::: The input
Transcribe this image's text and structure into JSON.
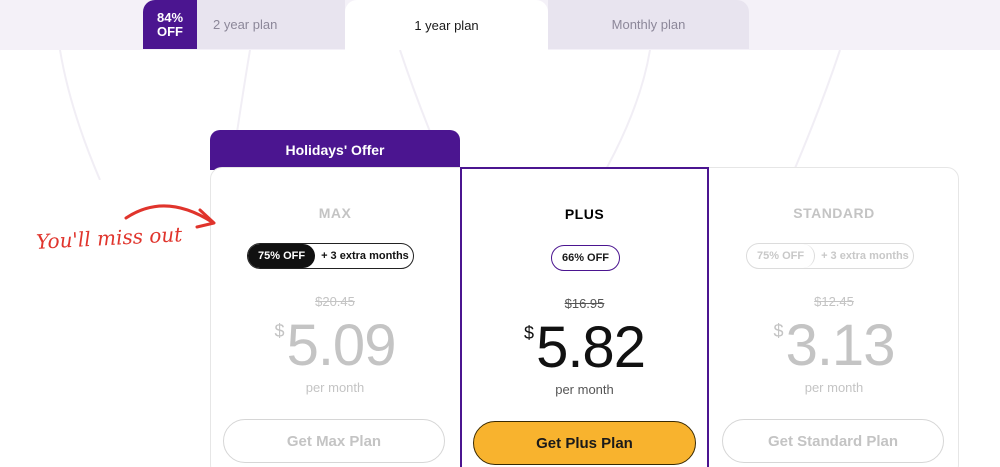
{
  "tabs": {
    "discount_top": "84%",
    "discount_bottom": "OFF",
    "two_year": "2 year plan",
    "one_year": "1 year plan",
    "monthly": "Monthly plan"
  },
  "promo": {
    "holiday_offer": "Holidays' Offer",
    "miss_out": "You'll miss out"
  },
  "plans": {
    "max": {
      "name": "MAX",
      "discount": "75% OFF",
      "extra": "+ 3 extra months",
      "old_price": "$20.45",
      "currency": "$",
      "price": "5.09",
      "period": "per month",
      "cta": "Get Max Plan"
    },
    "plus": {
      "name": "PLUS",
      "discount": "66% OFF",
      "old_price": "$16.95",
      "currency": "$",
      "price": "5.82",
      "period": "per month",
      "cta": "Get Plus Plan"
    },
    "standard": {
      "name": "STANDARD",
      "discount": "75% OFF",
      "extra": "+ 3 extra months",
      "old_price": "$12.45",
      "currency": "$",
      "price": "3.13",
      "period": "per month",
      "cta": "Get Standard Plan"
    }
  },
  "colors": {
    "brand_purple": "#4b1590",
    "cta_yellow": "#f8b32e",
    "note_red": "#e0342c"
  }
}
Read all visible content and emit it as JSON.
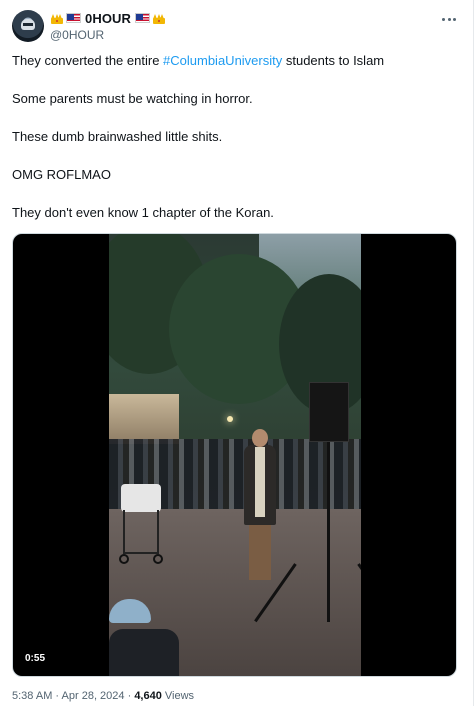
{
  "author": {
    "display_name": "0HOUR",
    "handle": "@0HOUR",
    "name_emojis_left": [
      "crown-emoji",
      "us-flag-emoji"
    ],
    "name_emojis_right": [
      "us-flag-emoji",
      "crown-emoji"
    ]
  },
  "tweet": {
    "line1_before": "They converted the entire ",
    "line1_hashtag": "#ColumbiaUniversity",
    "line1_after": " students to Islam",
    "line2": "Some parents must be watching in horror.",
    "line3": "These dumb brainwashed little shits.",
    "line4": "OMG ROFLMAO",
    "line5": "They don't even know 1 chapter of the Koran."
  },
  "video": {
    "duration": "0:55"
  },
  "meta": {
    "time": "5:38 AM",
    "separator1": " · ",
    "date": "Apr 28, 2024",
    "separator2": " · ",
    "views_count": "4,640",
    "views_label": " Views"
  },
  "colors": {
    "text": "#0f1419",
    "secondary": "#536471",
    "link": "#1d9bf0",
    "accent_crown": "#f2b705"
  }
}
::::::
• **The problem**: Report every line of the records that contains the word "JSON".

• **Answer to the exercise**:
Transcribe this image's text and structure into JSON.
Read all visible content and emit it as JSON.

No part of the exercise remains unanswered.